## RECORDS FOR THE EXERCISE
===

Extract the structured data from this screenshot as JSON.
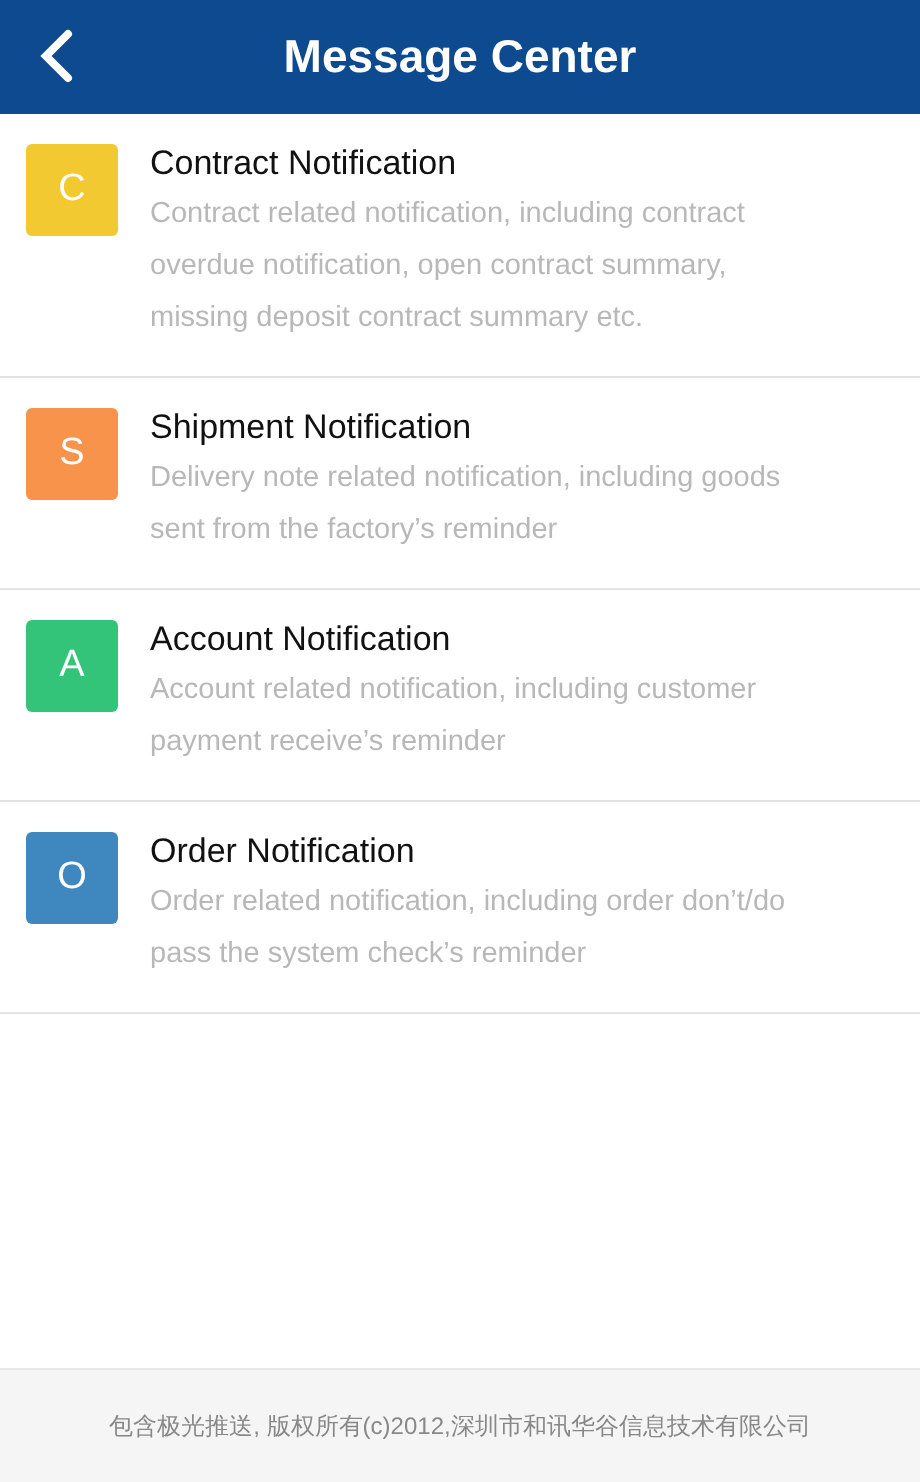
{
  "header": {
    "title": "Message Center"
  },
  "notifications": [
    {
      "letter": "C",
      "color": "#f2c930",
      "title": "Contract Notification",
      "description": "Contract related notification, including contract overdue notification, open contract summary, missing deposit contract summary etc."
    },
    {
      "letter": "S",
      "color": "#f7934a",
      "title": "Shipment Notification",
      "description": "Delivery note related notification, including goods sent from the factory’s reminder"
    },
    {
      "letter": "A",
      "color": "#33c47a",
      "title": "Account Notification",
      "description": "Account related notification, including customer payment receive’s reminder"
    },
    {
      "letter": "O",
      "color": "#3f88bf",
      "title": "Order Notification",
      "description": "Order related notification, including order don’t/do pass the system check’s reminder"
    }
  ],
  "footer": "包含极光推送, 版权所有(c)2012,深圳市和讯华谷信息技术有限公司"
}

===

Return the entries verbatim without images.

## SOLUTION FOR THIS TASK
Extract the structured data from this screenshot as JSON.
{
  "header": {
    "title": "Message Center"
  },
  "notifications": [
    {
      "letter": "C",
      "color": "#f2c930",
      "title": "Contract Notification",
      "description": "Contract related notification, including contract overdue notification, open contract summary, missing deposit contract summary etc."
    },
    {
      "letter": "S",
      "color": "#f7934a",
      "title": "Shipment Notification",
      "description": "Delivery note related notification, including goods sent from the factory’s reminder"
    },
    {
      "letter": "A",
      "color": "#33c47a",
      "title": "Account Notification",
      "description": "Account related notification, including customer payment receive’s reminder"
    },
    {
      "letter": "O",
      "color": "#3f88bf",
      "title": "Order Notification",
      "description": "Order related notification, including order don’t/do pass the system check’s reminder"
    }
  ],
  "footer": "包含极光推送, 版权所有(c)2012,深圳市和讯华谷信息技术有限公司"
}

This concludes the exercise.